    I think we will see some small increase in gender distribution among gender dominant professions, but a small increase is all it will be because there just aren't as many tom boys, and girly men out there.

    Lets say that today 1 of every 20 garbage men is a woman. We'll probably see an increase, but it will be small to something like 1 out of every 18 garbage men being a woman.

    Its not as if vast swaths of the female populace are clamoring to be longshoremen. A vocal minority wants the chance to do that kind of work and they should get that chance.

    But its not as if this will be some sort of mass sea change where we will be seeing half of our nations infantry suddenly become female.

    EDIT - I'm not saying the cultural influence doesn't exist, I am saying that it doesn't explain nearly as much as some think it does.

  10. #30
    Strongly Ambivalent Ivy's Avatar
    Join Date
    Apr 2007
    MBTI
    INFP
    Enneagram
    6
    Posts
    24,060

    Default

    I want to make clear that I'm not complaining about my dad not asking me to work on his truck with him. It was just an example. My dad is awesome.

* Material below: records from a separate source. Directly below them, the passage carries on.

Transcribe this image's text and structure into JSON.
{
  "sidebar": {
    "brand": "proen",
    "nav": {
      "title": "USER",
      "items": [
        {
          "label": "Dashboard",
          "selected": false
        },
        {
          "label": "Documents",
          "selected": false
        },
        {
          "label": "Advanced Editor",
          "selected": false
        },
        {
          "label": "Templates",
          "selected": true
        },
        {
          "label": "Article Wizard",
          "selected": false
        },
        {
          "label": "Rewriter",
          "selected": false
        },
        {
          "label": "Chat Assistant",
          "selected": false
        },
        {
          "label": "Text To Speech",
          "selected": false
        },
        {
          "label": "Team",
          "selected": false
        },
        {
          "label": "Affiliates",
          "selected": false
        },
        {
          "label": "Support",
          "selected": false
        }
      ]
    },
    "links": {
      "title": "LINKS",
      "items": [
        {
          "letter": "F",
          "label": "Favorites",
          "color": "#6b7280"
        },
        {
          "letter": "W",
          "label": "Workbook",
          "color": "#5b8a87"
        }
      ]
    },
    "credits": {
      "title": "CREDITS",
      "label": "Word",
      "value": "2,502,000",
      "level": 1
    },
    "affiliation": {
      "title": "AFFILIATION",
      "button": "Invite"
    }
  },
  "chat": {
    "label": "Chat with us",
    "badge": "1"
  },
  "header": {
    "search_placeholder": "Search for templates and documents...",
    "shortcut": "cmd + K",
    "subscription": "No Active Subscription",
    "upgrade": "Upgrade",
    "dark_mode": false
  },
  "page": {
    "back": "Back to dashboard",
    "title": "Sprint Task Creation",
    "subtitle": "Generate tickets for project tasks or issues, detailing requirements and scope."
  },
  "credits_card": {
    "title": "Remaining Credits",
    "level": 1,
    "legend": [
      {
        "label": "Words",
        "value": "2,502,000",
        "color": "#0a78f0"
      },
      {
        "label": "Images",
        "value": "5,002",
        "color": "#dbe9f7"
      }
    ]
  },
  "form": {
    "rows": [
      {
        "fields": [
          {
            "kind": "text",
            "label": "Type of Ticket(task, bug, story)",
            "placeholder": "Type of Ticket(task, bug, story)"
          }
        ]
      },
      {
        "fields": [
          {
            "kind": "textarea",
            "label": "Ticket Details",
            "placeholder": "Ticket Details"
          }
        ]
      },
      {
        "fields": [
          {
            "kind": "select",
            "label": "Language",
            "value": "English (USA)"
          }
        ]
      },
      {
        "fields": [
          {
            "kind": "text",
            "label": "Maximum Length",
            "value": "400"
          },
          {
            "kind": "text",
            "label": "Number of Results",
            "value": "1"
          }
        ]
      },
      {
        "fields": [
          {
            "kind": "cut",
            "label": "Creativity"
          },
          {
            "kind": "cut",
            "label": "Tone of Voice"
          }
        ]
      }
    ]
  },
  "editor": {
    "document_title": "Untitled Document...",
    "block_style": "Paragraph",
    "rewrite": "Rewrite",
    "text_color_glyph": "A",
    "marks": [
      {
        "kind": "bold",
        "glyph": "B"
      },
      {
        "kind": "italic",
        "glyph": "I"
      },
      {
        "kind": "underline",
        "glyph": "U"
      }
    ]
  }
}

But he grew up in the 50s and women didn't work on trucks.

Similar Threads

  1. Replies: 6
    Last Post: 06-11-2016, 05:34 AM
  2. Gender Bias in Type Identification / Interrelating
    By ptgatsby in forum General Psychology
    Replies: 17
    Last Post: 05-24-2007, 05:08 PM
  3. Dawkins and Evolution, a discussion (moved to new thread)
    By hereandnow in forum Philosophy and Spirituality
    Replies: 15
    Last Post: 05-18-2007, 11:41 AM
  4. Does SJ vs SP account for gender bias?
    By Tayshaun in forum Myers-Briggs and Jungian Cognitive Functions
    Replies: 3
    Last Post: 05-17-2007, 08:11 AM

Posting Permissions

  • You may not post new threads
  • You may not post replies
  • You may not post attachments
  • You may not edit your posts
Single Sign On provided by vBSSO